One regret, one hope with Nasar Meer

Reading time: 3 minutes
In this series, Professor Mona Siddiqui, Assistant Principal Religion and Society, chats to members of our community to find out more about them. Each fortnight she’ll be asking, what is the one regret that has shaped their past, and what is their one hope for the future.

This week Mona’s guest is Professor Nasar Meer, Personal Chair of Race, Identity and Citizenship in the School of Social and Political Science.

Mona Siddiqui: Tell us a little bit about the work that you do at the University and your research.

Nasar Meer: I’m a professor of sociology and I work on questions of unity and diversity, and by that I mean I focus on the ways in which societies try to come up with ideas of common membership; national identity, citizenship, other forms of living together and that’s characterised, I suppose, by questions of race. That’s my intellectual work, and in addition to that I’m the director of RACE.ED which is the University’s network for the study of race, racialisation and decolonial studies.

MS: Do you think that universities generally, not just Edinburgh, have come to issues of race rather late in the day?

NS: I’d like to think each time we come to the issue of race, we have a chance to come to it in a deeper fashion. So while there’s a cyclical character to the focus on race, each generation of students and scholars who tackle it can bring a new set of critiques. Intellectually I think it’s better to be studying and researching and teaching in this area now than it was a generation ago but I think the challenges, including the political ones, are different.

MS: What would you say in your own work and in your own experience is the biggest challenge to cohesion and community?

NS: Partly it’s historical. I think there is a legacy of racialisation which casts a very long shadow. I think a primary question right now within universities, if not, society at large, is whether or not we want to recognise that and undertake the activities that come with that recognition, or if we want to look for other potential explanations which, at best, effectively ignore the issue.

MS: Can you give an example of good practice in this area, whether it’s at Edinburgh or something that you’ve uncovered in your own work?

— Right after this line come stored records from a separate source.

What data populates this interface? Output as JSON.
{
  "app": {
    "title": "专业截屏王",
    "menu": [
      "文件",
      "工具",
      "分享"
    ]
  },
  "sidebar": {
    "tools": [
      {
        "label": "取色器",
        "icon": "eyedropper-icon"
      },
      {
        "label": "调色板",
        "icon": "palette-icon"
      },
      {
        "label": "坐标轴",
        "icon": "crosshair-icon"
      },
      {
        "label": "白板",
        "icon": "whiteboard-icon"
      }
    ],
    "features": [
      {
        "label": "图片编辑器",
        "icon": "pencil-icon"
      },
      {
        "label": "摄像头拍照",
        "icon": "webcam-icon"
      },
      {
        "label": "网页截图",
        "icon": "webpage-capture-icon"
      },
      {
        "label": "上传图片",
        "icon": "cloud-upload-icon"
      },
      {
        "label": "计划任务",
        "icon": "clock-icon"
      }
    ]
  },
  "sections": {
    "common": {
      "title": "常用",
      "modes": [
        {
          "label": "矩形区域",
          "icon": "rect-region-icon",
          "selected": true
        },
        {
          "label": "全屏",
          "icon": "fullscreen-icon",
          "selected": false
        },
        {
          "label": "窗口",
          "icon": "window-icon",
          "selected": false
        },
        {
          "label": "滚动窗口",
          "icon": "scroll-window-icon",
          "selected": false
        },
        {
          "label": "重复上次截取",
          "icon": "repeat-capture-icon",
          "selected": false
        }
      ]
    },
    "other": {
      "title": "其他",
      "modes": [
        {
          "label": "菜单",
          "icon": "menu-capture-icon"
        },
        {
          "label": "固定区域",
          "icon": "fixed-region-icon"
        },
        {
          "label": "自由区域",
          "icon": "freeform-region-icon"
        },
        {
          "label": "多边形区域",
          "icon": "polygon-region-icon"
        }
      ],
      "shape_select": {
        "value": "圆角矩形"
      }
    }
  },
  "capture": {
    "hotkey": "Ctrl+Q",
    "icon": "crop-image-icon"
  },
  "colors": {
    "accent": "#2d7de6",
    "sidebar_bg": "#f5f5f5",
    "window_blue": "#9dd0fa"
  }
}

NS: I think there are good examples at Edinburgh, which begin with what we might call epistemology, or theories of knowledge in trying to understand where our organising ideas come from, and reverse the telescope, if only a little. So rather than tell the story from a white majority and Christian perspective, to look at the issue from perspectives that challenge us to recognise our categories are often limited or partial.

MS: Looking back at either your recent or your distant past, is there anything you regret?

NS: I have regrets – I have intellectual regrets about things I wish I’d have written, professional regrets about relationships that may have broken down in institutions but my biggest regret is really the way in which work takes you away from family. Our daughter is seven this year and sometimes my partner and I, who’s also an academic, look at each other and think about all the evenings and weekends that we’ve spent working instead of being with her. That is a real regret for me and something that I’d like to change.

MS: And looking forward, what is your one hope for the future?

NS: I think the hope is definitely an intellectual hope – that the work that we’re doing here at Edinburgh isn’t transitory, that it actually embeds itself in something which is bigger than the present moment and we can tell a better and fuller story about who and what we are as an institution, if not a society and that’s something I’m very hopeful for.